Below are records; work out how many of their lines contain the word "title" and reply with the number only.

+ + + +

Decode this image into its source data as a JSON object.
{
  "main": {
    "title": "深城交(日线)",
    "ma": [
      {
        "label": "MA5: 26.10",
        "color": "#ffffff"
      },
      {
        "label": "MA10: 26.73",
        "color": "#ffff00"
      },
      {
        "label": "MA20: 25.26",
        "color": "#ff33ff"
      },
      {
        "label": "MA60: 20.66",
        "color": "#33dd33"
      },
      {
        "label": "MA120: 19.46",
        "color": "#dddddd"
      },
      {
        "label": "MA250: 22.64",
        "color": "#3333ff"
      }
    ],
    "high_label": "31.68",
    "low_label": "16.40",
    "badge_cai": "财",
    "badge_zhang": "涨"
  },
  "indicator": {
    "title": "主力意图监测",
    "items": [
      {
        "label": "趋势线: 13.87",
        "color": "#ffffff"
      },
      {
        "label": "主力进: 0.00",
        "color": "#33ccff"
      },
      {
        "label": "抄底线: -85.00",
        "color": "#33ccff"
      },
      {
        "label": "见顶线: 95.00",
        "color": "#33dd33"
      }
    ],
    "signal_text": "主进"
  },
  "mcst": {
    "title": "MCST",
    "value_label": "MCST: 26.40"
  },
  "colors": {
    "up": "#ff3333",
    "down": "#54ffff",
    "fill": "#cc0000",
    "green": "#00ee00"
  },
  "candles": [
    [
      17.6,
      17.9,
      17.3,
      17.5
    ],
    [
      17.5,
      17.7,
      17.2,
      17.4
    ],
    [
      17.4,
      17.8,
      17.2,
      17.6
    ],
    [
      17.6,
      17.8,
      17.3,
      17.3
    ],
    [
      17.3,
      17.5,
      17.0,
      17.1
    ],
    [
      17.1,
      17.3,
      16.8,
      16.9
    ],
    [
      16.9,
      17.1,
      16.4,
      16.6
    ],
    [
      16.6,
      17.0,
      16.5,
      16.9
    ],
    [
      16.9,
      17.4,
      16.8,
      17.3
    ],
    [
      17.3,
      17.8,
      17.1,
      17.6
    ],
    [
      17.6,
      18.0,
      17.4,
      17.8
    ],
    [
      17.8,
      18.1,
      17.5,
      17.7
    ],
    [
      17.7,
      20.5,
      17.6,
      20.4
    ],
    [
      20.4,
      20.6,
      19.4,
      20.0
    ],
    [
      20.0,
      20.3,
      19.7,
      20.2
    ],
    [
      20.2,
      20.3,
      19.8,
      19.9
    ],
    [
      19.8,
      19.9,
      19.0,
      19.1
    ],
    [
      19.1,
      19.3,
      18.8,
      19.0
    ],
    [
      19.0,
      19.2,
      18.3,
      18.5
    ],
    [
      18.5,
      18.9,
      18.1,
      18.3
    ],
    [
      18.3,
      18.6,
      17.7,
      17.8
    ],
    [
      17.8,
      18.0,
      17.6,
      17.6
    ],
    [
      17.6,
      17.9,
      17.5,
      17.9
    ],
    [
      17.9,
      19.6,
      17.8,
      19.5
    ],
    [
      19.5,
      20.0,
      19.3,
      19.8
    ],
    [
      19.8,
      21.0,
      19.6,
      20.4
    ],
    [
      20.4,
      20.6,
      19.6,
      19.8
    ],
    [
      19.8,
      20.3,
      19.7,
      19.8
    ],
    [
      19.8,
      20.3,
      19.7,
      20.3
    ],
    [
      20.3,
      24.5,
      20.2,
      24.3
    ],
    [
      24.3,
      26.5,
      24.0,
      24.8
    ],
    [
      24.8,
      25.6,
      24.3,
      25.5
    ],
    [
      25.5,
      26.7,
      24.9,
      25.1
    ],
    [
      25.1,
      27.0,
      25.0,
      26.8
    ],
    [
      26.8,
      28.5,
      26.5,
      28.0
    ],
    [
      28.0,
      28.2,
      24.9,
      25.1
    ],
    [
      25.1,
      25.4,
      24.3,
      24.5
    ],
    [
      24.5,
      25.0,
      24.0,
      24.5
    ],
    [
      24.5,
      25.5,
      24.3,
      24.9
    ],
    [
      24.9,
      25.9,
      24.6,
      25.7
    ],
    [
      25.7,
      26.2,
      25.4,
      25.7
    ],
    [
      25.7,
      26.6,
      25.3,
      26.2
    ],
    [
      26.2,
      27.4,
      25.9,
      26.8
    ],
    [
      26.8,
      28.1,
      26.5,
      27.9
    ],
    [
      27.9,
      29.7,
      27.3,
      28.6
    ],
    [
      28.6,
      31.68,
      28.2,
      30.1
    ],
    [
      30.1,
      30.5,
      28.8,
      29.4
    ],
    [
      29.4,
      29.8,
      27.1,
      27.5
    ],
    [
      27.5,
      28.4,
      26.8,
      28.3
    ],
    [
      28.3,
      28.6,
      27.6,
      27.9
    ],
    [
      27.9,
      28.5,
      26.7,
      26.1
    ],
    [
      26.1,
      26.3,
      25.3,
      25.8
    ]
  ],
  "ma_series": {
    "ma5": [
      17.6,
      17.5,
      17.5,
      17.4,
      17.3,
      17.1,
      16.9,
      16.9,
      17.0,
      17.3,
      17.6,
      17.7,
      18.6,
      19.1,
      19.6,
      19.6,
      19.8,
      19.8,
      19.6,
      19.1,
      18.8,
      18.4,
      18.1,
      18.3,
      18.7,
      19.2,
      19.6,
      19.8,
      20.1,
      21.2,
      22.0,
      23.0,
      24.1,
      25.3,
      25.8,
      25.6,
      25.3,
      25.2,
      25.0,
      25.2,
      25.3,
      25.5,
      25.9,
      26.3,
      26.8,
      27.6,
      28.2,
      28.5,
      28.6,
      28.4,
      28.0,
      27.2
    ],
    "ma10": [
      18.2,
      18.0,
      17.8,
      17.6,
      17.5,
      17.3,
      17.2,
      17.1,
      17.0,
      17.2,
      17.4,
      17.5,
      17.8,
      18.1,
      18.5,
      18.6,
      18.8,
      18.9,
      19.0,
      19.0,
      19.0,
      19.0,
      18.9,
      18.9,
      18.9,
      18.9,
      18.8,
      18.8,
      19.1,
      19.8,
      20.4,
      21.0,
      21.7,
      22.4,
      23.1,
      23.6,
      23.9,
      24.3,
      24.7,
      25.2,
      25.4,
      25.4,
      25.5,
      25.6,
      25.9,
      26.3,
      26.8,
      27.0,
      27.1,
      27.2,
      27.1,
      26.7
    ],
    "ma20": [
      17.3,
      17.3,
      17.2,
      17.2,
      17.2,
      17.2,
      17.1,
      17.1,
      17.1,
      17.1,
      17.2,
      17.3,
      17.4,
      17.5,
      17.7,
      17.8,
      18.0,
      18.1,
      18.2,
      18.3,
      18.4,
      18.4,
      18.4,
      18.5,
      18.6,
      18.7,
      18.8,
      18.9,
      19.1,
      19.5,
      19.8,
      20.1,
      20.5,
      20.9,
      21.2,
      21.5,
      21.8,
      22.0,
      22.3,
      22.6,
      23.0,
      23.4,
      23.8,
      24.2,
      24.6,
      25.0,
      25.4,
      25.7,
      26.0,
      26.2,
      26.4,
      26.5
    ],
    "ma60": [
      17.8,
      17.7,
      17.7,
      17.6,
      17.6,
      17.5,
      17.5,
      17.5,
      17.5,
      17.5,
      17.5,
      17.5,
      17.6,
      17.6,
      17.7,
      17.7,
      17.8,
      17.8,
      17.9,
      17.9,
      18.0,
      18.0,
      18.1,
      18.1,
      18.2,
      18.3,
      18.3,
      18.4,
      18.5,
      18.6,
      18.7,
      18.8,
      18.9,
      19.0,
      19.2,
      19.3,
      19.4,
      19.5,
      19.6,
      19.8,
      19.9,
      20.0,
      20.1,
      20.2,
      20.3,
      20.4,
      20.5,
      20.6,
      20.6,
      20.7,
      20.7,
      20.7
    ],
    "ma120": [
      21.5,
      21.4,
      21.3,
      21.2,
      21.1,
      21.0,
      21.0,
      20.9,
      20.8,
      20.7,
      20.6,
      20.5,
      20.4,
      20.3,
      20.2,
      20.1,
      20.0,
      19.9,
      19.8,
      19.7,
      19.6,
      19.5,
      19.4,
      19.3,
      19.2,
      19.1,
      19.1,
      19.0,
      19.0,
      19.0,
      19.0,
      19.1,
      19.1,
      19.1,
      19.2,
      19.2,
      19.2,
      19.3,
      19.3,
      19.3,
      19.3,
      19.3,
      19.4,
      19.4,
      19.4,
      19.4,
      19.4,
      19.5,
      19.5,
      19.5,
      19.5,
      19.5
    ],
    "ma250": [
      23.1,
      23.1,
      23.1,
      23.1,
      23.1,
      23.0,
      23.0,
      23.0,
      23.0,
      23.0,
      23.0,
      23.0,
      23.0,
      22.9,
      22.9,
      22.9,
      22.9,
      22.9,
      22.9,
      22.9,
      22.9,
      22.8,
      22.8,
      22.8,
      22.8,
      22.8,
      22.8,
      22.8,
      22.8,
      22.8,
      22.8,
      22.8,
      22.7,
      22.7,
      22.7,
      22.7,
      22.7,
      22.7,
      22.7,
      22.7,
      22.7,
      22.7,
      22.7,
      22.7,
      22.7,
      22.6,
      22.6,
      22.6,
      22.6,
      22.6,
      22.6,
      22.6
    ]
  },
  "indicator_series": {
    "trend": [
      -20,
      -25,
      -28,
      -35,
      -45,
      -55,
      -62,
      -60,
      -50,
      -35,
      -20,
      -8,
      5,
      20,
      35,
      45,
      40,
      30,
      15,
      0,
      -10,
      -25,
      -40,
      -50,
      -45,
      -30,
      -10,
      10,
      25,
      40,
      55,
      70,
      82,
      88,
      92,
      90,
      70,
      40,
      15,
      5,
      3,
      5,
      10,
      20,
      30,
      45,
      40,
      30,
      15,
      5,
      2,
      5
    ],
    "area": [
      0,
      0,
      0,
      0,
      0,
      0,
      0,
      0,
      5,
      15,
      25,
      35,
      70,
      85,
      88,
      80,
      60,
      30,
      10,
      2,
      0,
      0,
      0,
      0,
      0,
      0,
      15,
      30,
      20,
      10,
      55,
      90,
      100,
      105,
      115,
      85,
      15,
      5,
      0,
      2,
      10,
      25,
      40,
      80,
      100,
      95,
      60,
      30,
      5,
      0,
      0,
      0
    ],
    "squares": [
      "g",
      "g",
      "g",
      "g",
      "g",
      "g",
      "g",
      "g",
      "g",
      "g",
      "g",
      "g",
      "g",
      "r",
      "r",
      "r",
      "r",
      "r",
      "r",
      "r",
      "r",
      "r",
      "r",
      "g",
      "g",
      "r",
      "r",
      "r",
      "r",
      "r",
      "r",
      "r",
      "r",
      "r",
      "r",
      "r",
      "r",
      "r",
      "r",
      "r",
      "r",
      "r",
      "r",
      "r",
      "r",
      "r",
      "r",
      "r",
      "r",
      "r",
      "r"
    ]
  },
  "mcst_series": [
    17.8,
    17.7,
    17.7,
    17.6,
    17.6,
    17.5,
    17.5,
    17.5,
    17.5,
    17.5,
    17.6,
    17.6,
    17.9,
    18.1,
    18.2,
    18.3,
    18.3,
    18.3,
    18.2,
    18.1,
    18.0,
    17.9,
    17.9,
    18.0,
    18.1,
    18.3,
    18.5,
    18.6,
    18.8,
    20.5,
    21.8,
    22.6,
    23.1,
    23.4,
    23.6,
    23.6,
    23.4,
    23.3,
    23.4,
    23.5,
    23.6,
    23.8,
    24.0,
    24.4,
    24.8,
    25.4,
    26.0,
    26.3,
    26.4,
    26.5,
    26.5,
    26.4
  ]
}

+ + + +

REPLY TO THE EXERCISE: 3